YOUR GOAL
Count how many lines in the entries below hold "this". Only the number belongs in the answer.

[App and web page records]
--------

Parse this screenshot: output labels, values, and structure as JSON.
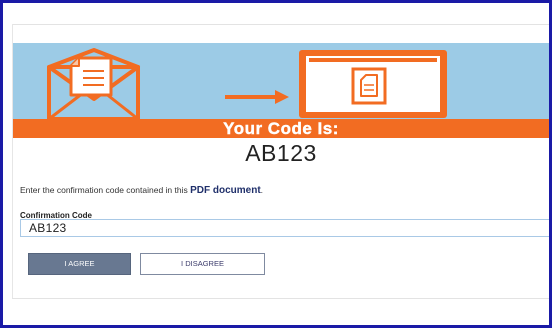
{
  "banner": {
    "heading": "Your Code Is:",
    "code": "AB123",
    "colors": {
      "sky": "#9ccbe6",
      "orange": "#f26c22"
    }
  },
  "instruction": {
    "text": "Enter the confirmation code contained in this ",
    "link": "PDF document",
    "suffix": "."
  },
  "form": {
    "label": "Confirmation Code",
    "value": "AB123"
  },
  "buttons": {
    "agree": "I AGREE",
    "disagree": "I DISAGREE"
  }
}
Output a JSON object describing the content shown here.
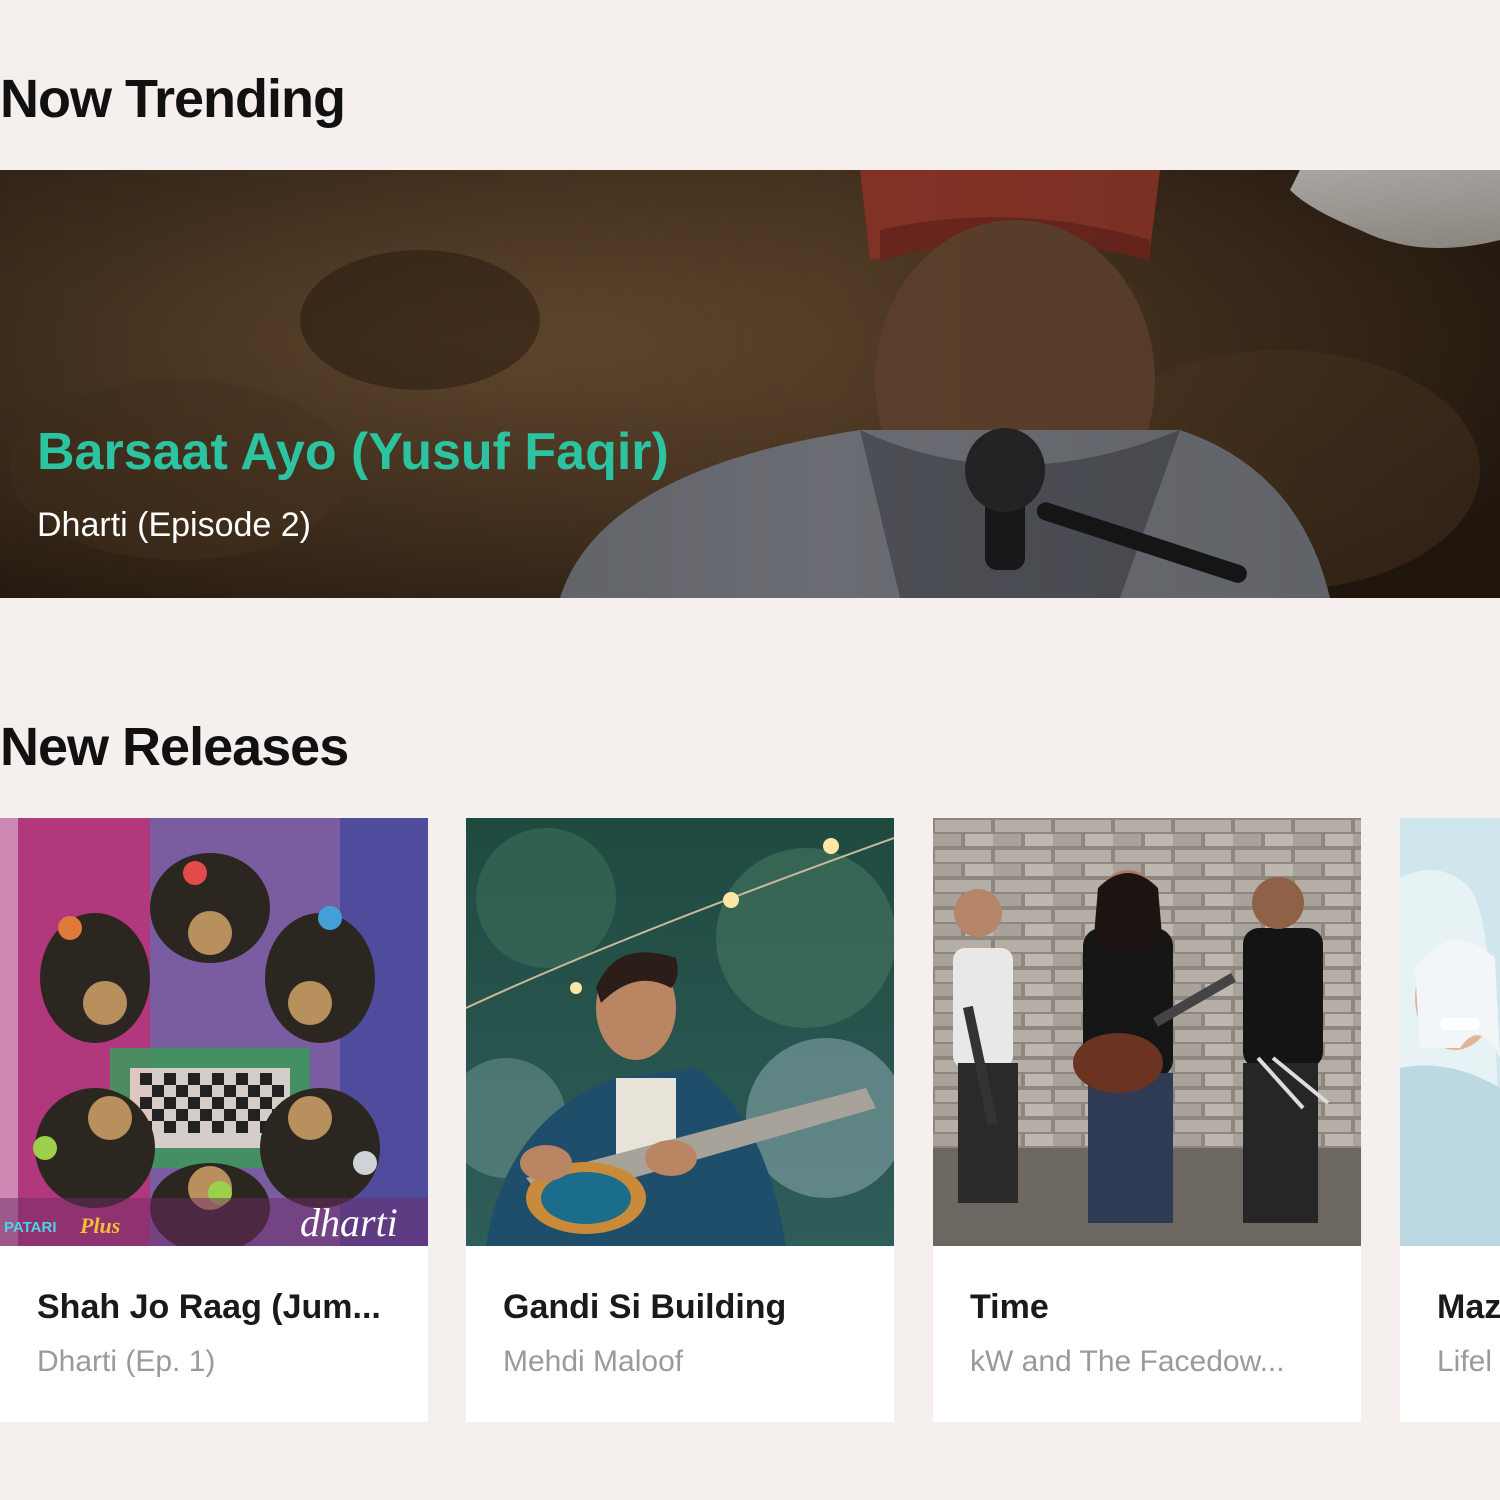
{
  "trending": {
    "heading": "Now Trending",
    "featured": {
      "title": "Barsaat Ayo (Yusuf Faqir)",
      "subtitle": "Dharti (Episode 2)"
    }
  },
  "new_releases": {
    "heading": "New Releases",
    "items": [
      {
        "title": "Shah Jo Raag (Jum...",
        "subtitle": "Dharti (Ep. 1)",
        "art_text": {
          "label": "PATARI",
          "brand": "Plus",
          "script": "dharti"
        }
      },
      {
        "title": "Gandi Si Building",
        "subtitle": "Mehdi Maloof"
      },
      {
        "title": "Time",
        "subtitle": "kW and The Facedow..."
      },
      {
        "title": "Maz",
        "subtitle": "Lifel"
      }
    ]
  },
  "colors": {
    "page_background": "#f5f0ee",
    "accent": "#2cc4a0",
    "heading": "#111111",
    "card_background": "#ffffff",
    "muted_text": "#9a9a9a"
  }
}
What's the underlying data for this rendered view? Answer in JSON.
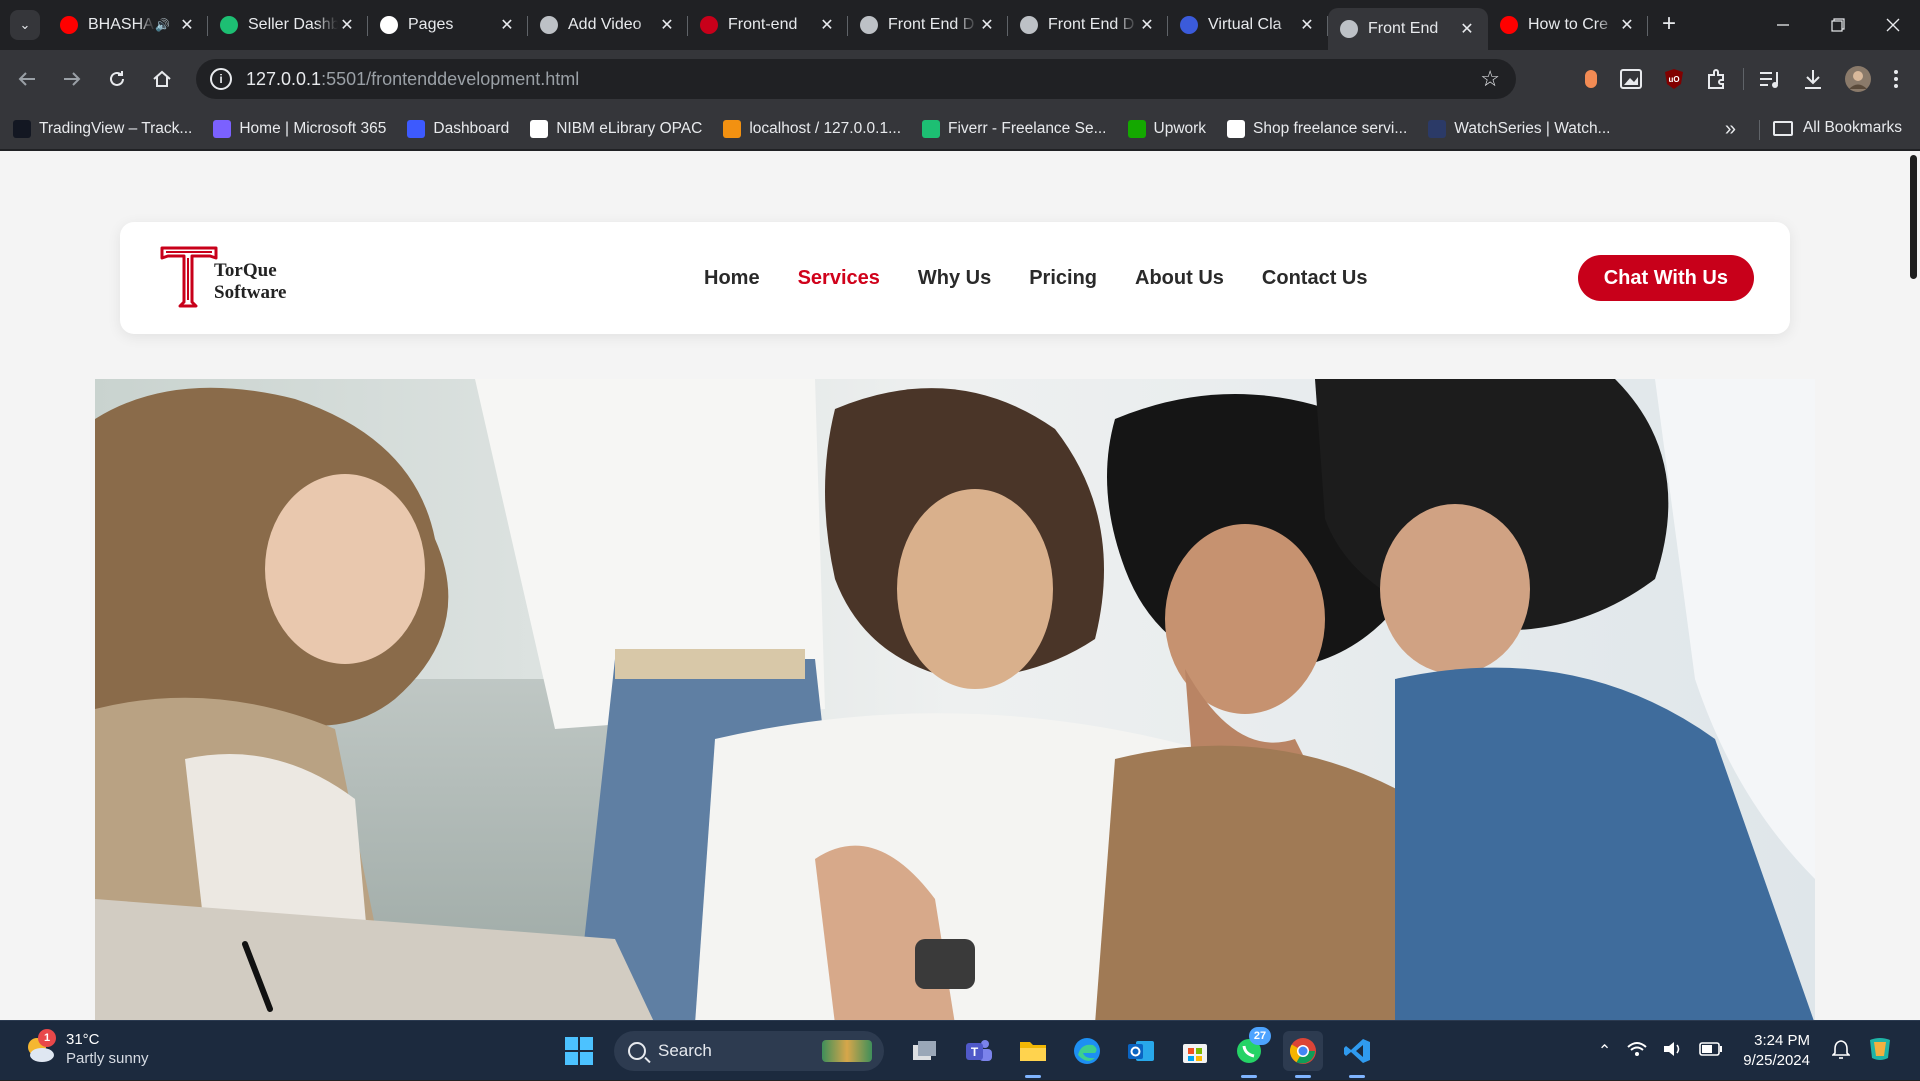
{
  "browser": {
    "tabs": [
      {
        "title": "BHASHA",
        "favicon": "youtube-icon",
        "color": "#ff0000",
        "audio": true,
        "active": false
      },
      {
        "title": "Seller Dashboard",
        "favicon": "fiverr-icon",
        "color": "#1dbf73",
        "active": false
      },
      {
        "title": "Pages",
        "favicon": "github-icon",
        "color": "#ffffff",
        "active": false
      },
      {
        "title": "Add Video",
        "favicon": "openai-icon",
        "color": "#bdc1c6",
        "active": false
      },
      {
        "title": "Front-end",
        "favicon": "torque-icon",
        "color": "#c8001a",
        "active": false
      },
      {
        "title": "Front End D",
        "favicon": "globe-icon",
        "color": "#bdc1c6",
        "active": false
      },
      {
        "title": "Front End D",
        "favicon": "globe-icon",
        "color": "#bdc1c6",
        "active": false
      },
      {
        "title": "Virtual Cla",
        "favicon": "n-icon",
        "color": "#3b5bdb",
        "active": false
      },
      {
        "title": "Front End",
        "favicon": "globe-icon",
        "color": "#bdc1c6",
        "active": true
      },
      {
        "title": "How to Cre",
        "favicon": "youtube-icon",
        "color": "#ff0000",
        "active": false
      }
    ],
    "url_host": "127.0.0.1",
    "url_rest": ":5501/frontenddevelopment.html",
    "bookmarks": [
      {
        "label": "TradingView – Track...",
        "icon": "tradingview-icon",
        "color": "#131722"
      },
      {
        "label": "Home | Microsoft 365",
        "icon": "microsoft365-icon",
        "color": "#7b61ff"
      },
      {
        "label": "Dashboard",
        "icon": "dashboard-icon",
        "color": "#3d5afe"
      },
      {
        "label": "NIBM eLibrary OPAC",
        "icon": "library-icon",
        "color": "#ffffff"
      },
      {
        "label": "localhost / 127.0.0.1...",
        "icon": "phpmyadmin-icon",
        "color": "#f29111"
      },
      {
        "label": "Fiverr - Freelance Se...",
        "icon": "fiverr-icon",
        "color": "#1dbf73"
      },
      {
        "label": "Upwork",
        "icon": "upwork-icon",
        "color": "#14a800"
      },
      {
        "label": "Shop freelance servi...",
        "icon": "k-icon",
        "color": "#ffffff"
      },
      {
        "label": "WatchSeries | Watch...",
        "icon": "watchseries-icon",
        "color": "#2b3a67"
      }
    ],
    "all_bookmarks_label": "All Bookmarks"
  },
  "site": {
    "logo_line1": "TorQue",
    "logo_line2": "Software",
    "brand_color": "#c8001a",
    "nav": [
      {
        "label": "Home",
        "active": false
      },
      {
        "label": "Services",
        "active": true
      },
      {
        "label": "Why Us",
        "active": false
      },
      {
        "label": "Pricing",
        "active": false
      },
      {
        "label": "About Us",
        "active": false
      },
      {
        "label": "Contact Us",
        "active": false
      }
    ],
    "cta_label": "Chat With Us",
    "hero_image": "four-developers-looking-at-screen-photo"
  },
  "taskbar": {
    "weather_temp": "31°C",
    "weather_desc": "Partly sunny",
    "weather_badge": "1",
    "search_label": "Search",
    "whatsapp_badge": "27",
    "time": "3:24 PM",
    "date": "9/25/2024"
  }
}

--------

WRITTEN SOLUTION
3